June 28, 2006

Body Language

In The Beginner's Guide to Dog Agility: Fun, Frolic, and Fitness for You and Your Dog! Laurie Leach gives a summary of the body language used to communicate information in agility:

Eyes - Your dog is aware of where you are looking, look at the obstacle you want him to perform next.

Shoulders - They are a powerful communication tool. A turn of the shoulders indicates a change of direction, and the degree of rotation tells how sharp the turn will be. A drop of one shoulder is a cue that the handler is going to rear cross, or cross behind the dog.

Arms - There are three basic ways to use your arms, all arm signals are given with the arm closest to the dog. Bowling the dog is where, palm up, you swing the arm towards the next obstacle. Drawing a path is where you point with one finger moving your arm to show the dog the correct path to the next obstacle, so your arm is close to your body if your dog is to stay close to you, and your arm is outstretched if your dog is to stay further away. Pushing is using an open palm and a push motion to widen the dog's path away from you.

Feet - Dogs, particularly small dogs, learn to read your feet like the arrow on a compass. Your feet should face the next obstacle as soon as possible.
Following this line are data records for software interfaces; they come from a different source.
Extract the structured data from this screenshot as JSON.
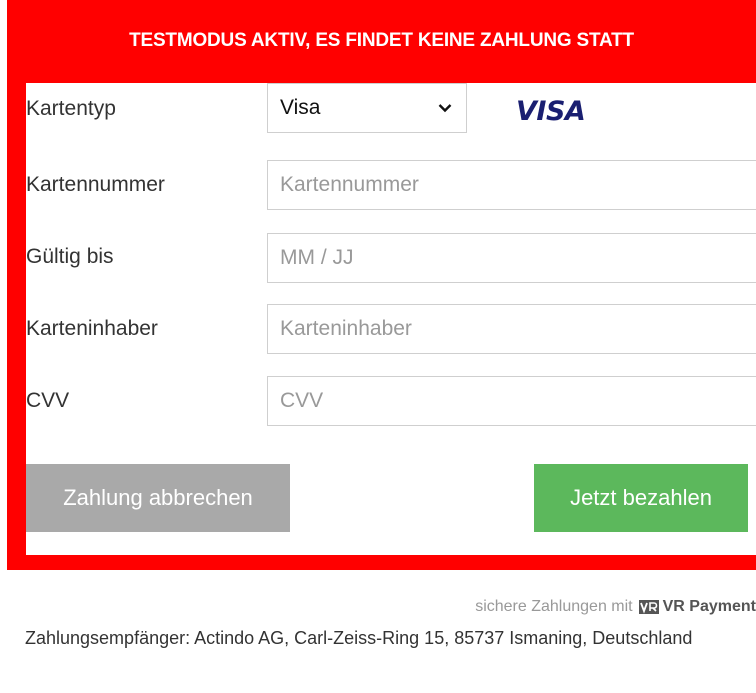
{
  "banner": {
    "text": "TESTMODUS AKTIV, ES FINDET KEINE ZAHLUNG STATT"
  },
  "form": {
    "card_type": {
      "label": "Kartentyp",
      "selected": "Visa",
      "logo_text": "VISA"
    },
    "card_number": {
      "label": "Kartennummer",
      "placeholder": "Kartennummer"
    },
    "expiry": {
      "label": "Gültig bis",
      "placeholder": "MM / JJ"
    },
    "holder": {
      "label": "Karteninhaber",
      "placeholder": "Karteninhaber"
    },
    "cvv": {
      "label": "CVV",
      "placeholder": "CVV"
    }
  },
  "buttons": {
    "cancel_label": "Zahlung abbrechen",
    "pay_label": "Jetzt bezahlen"
  },
  "footer": {
    "secure_text": "sichere Zahlungen mit",
    "brand_text": "VR Payment",
    "recipient": "Zahlungsempfänger: Actindo AG, Carl-Zeiss-Ring 15, 85737 Ismaning, Deutschland"
  },
  "colors": {
    "frame_red": "#ff0000",
    "pay_green": "#5cb85c",
    "cancel_gray": "#a9a9a9",
    "visa_blue": "#1a1f71"
  },
  "icons": {
    "select_chevron": "chevron-down-icon",
    "vr_logo": "vr-payment-logo-icon"
  }
}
Position - Your position in relation to the dog also tells it where it is to go on course. Lead outs and front and rear crosses give precise information about where the dog is to go next.

1 comment:
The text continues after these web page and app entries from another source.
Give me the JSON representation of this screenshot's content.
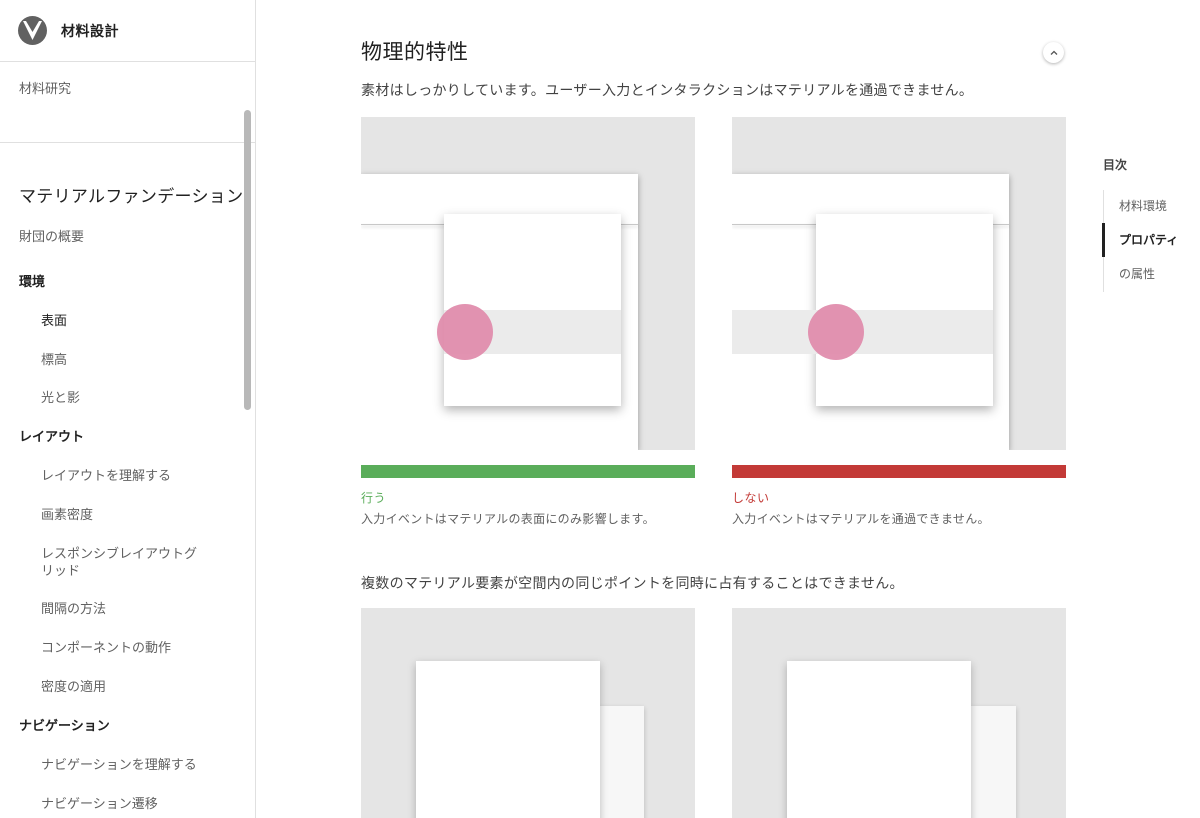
{
  "app": {
    "title": "材料設計",
    "logo": "material-logo-icon"
  },
  "sidebar": {
    "research": "材料研究",
    "section_title": "マテリアルファンデーション",
    "items": [
      {
        "label": "財団の概要"
      },
      {
        "label": "環境"
      },
      {
        "label": "表面"
      },
      {
        "label": "標高"
      },
      {
        "label": "光と影"
      },
      {
        "label": "レイアウト"
      },
      {
        "label": "レイアウトを理解する"
      },
      {
        "label": "画素密度"
      },
      {
        "label": "レスポンシブレイアウトグリッド"
      },
      {
        "label": "間隔の方法"
      },
      {
        "label": "コンポーネントの動作"
      },
      {
        "label": "密度の適用"
      },
      {
        "label": "ナビゲーション"
      },
      {
        "label": "ナビゲーションを理解する"
      },
      {
        "label": "ナビゲーション遷移"
      }
    ]
  },
  "main": {
    "section_title": "物理的特性",
    "collapse_icon": "chevron-up-icon",
    "description_1": "素材はしっかりしています。ユーザー入力とインタラクションはマテリアルを通過できません。",
    "do": {
      "label": "行う",
      "text": "入力イベントはマテリアルの表面にのみ影響します。",
      "color": "#5aad5a"
    },
    "dont": {
      "label": "しない",
      "text": "入力イベントはマテリアルを通過できません。",
      "color": "#c33a37"
    },
    "description_2": "複数のマテリアル要素が空間内の同じポイントを同時に占有することはできません。",
    "touch_color": "#e08aaa"
  },
  "toc": {
    "title": "目次",
    "items": [
      {
        "label": "材料環境"
      },
      {
        "label": "プロパティ"
      },
      {
        "label": "の属性"
      }
    ]
  }
}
steve said...

Hi Marj. Linda Mecklenberg had an article in Clean Run earlier this year(?) about all the body language in agility along with examples too.
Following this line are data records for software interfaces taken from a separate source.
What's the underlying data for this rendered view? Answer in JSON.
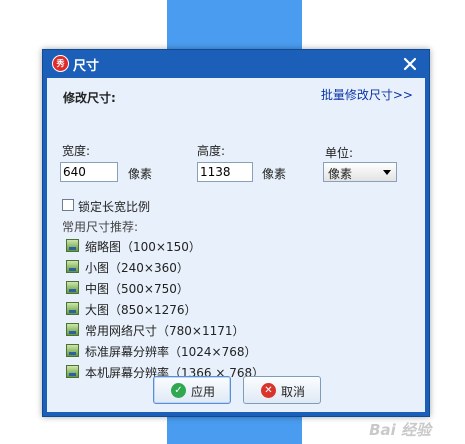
{
  "dialog": {
    "title": "尺寸",
    "app_icon_text": "秀",
    "section_title": "修改尺寸:",
    "batch_link": "批量修改尺寸>>",
    "width_label": "宽度:",
    "width_value": "640",
    "width_unit": "像素",
    "height_label": "高度:",
    "height_value": "1138",
    "height_unit": "像素",
    "unit_label": "单位:",
    "unit_selected": "像素",
    "lock_ratio_label": "锁定长宽比例",
    "lock_ratio_checked": false,
    "recommend_title": "常用尺寸推荐:",
    "presets": [
      "缩略图（100×150）",
      "小图（240×360）",
      "中图（500×750）",
      "大图（850×1276）",
      "常用网络尺寸（780×1171）",
      "标准屏幕分辨率（1024×768）",
      "本机屏幕分辨率（1366 × 768）"
    ],
    "apply_label": "应用",
    "cancel_label": "取消"
  },
  "watermark": "Bai 经验",
  "colors": {
    "titlebar": "#1b5fb8",
    "client_bg": "#e8f1fb",
    "link": "#0b33a8",
    "apply_icon": "#2fa84f",
    "cancel_icon": "#d9342b",
    "background_strip": "#4a9cf0"
  },
  "icons": {
    "app": "meitu-app-icon",
    "close": "close-icon",
    "preset": "image-preset-icon",
    "apply": "check-circle-icon",
    "cancel": "x-circle-icon"
  }
}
She also included aceleration/deceleration too. So if you slow (also causes body to lean back) approaching a jump the dog should collect anticipating a tight turn. Similarly, continuing toward/past the jump w/o deceleration should cue the dog to extend over the jump.

On the arms "front" there are those who would say the Rear Cross is started with inside arm drawing the dog past the handler but the turn is actually initiated by the off side arm together with the handler's body motion turning toward the dog... If you are Rear Crossing with only the inside arm it is really more of a "flip" (which is becoming much frowned up here in the States - due to its being associated with sending dogs to a side obstacle instead of sending the dog forward to an obstacle - just a little wrist turn between going straight and an inside arm turn is all it takes for some dogs :^)

Best Regards